Micronauts vol.1 No.29 (May 1981)
Writer: Bill Mantlo
Artist: Pat Broderick / Danny Bulandi
Letterer: Joe Rosen
Colorist: Doc Martin
Editor: Louise Jones
EIC: Jim Shooter
The following bit of information doesn't say much for my powers of observation, I'm sad to admit. But perhaps it's indicative of just how deeply ensconced I am into the world of Micronauts that I hadn't previously noticed that Michael Golden hadn't done the last five covers (including this one). Pat Broderick has been on cover duty and, while it's not indistinguishable from Golden by any means, it captures the same level of highly palatable detail but simmers with kinetic energy in Broderick's signature style.
|This seems strangely intimate.|
But that's enough behind-the-scenes, here's the skinny: Providing a coda to the knock-down, drag-out rematch between Karza, Hydra, SHIELD and the Micronauts which took place at a lookalike Disneyworld, we have the traditional post-climax cool-down. The heroes stand over their fallen comrades -- the Micronauts honoring Queen Esmera, Biotron, and what remains of Shaitan, while Fury and the other agents of SHIELD look down on a hangar-full of flag-draped coffins.
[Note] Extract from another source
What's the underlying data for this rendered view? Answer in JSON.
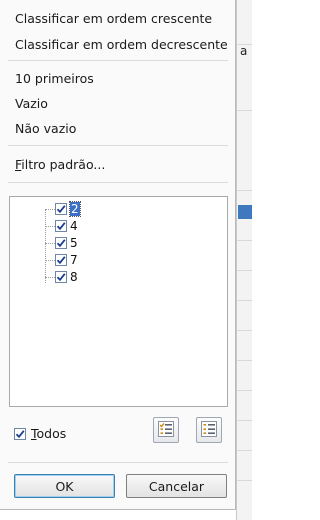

It's gonna be hard for mommy to explain to little Billy that daddy can't come home because an action figure teamed up with a green plastic Nazi and blew him to pieces all over Pirates of the Caribbean. I mean, where are you gonna take the kid to cheer 'em up, Disneyworld?
|I keep forgetting to|
mention that this book
really leans on the
Post-ceremony, supporting "Incredible Hulk" character Doc Samson is summoned to help rouse Arcturus Rann from the coma into which he was shocked by the dissolution of the Enigma Force. Doc's one of two very well-done crossovers into the Micronauts universe in this issue (three, if you count SHIELD), and should probably be a blueprint for how to do it right. Most of these crossovers with mainstream Marvel characters have come off anywhere from lackluster to awful. Perhaps Mantlo's happier with the weirdos.
(Part of the charm of Doc's appearance, for me, was that his entire spiel was inspired by Julian Jaynes' early-80s psychology tome, The Origin of Consciousness in the Breakdown of the Bicameral Mind. This was the first "smart book" I read when I was a kid, and I read it entirely because The Beast mentioned it in an issue of The Avengers. I'm delighted to find a second Marvel comic making direct reference to it. I imagine a copy must have been floating around the bullpen ...)
Doc shrinks a trio of Micronauts down to Fantastic Voyage size. Marionette, Bug, and Acroyear (whose lover and fellow Spartak warrior, Cilicia, has just cursed his name and left him following Ayo's choice to deplete the Worldmind and condemn Spartak to lifelessness) lead the crew, with Microtron and the faux-Spartak Dagon keeping watch over the Commander teensy-tiny body.
|SMASH 'IM, AYO!|
The fight with Nightmare occurs simultaneously as Dagon makes his move in the waking world -- he's gonna slaughter the sleeping Rann! It turns out that Dagon is a Dog Soldier and that his arc wrapped up a lot faster than I expected. That makes me a little uneasy for the future. Dagon is also uneasy about his future, because he does not have one, because Microtron kills him with the roboid's boob-cannons.
As the Micronauts manage to pierce the blocked brain barrier which keeps Rann asleep, they discover a strange golden monolith in Rann's mind, bearing a strange inscription. The mystery is enough to send them ... back to Homeworld! And a whole new arc!
Lettercol! It's this ungrateful jerk, buying a book he doesn't like just to write pissy letters about it. Is he the Internet's father?